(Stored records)
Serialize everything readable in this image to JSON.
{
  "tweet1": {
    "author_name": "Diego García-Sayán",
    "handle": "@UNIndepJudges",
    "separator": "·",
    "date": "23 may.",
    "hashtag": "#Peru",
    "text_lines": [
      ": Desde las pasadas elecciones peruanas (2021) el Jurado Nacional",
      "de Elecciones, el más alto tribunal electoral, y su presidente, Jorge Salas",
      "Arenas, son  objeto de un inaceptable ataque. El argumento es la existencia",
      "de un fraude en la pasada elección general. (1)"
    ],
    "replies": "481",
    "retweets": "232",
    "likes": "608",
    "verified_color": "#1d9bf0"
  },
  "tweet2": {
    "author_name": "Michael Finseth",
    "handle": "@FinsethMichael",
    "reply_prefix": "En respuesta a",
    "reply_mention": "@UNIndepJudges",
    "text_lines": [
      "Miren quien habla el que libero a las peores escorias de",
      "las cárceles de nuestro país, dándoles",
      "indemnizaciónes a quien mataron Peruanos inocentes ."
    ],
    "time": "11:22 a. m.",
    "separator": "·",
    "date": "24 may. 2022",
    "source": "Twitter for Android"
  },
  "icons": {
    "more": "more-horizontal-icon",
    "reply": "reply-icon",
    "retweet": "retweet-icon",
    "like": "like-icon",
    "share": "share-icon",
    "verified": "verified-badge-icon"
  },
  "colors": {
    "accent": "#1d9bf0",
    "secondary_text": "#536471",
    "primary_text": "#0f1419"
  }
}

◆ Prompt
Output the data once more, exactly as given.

◆ Output for this task
Serialize everything readable in this image to JSON.
{
  "tweet1": {
    "author_name": "Diego García-Sayán",
    "handle": "@UNIndepJudges",
    "separator": "·",
    "date": "23 may.",
    "hashtag": "#Peru",
    "text_lines": [
      ": Desde las pasadas elecciones peruanas (2021) el Jurado Nacional",
      "de Elecciones, el más alto tribunal electoral, y su presidente, Jorge Salas",
      "Arenas, son  objeto de un inaceptable ataque. El argumento es la existencia",
      "de un fraude en la pasada elección general. (1)"
    ],
    "replies": "481",
    "retweets": "232",
    "likes": "608",
    "verified_color": "#1d9bf0"
  },
  "tweet2": {
    "author_name": "Michael Finseth",
    "handle": "@FinsethMichael",
    "reply_prefix": "En respuesta a",
    "reply_mention": "@UNIndepJudges",
    "text_lines": [
      "Miren quien habla el que libero a las peores escorias de",
      "las cárceles de nuestro país, dándoles",
      "indemnizaciónes a quien mataron Peruanos inocentes ."
    ],
    "time": "11:22 a. m.",
    "separator": "·",
    "date": "24 may. 2022",
    "source": "Twitter for Android"
  },
  "icons": {
    "more": "more-horizontal-icon",
    "reply": "reply-icon",
    "retweet": "retweet-icon",
    "like": "like-icon",
    "share": "share-icon",
    "verified": "verified-badge-icon"
  },
  "colors": {
    "accent": "#1d9bf0",
    "secondary_text": "#536471",
    "primary_text": "#0f1419"
  }
}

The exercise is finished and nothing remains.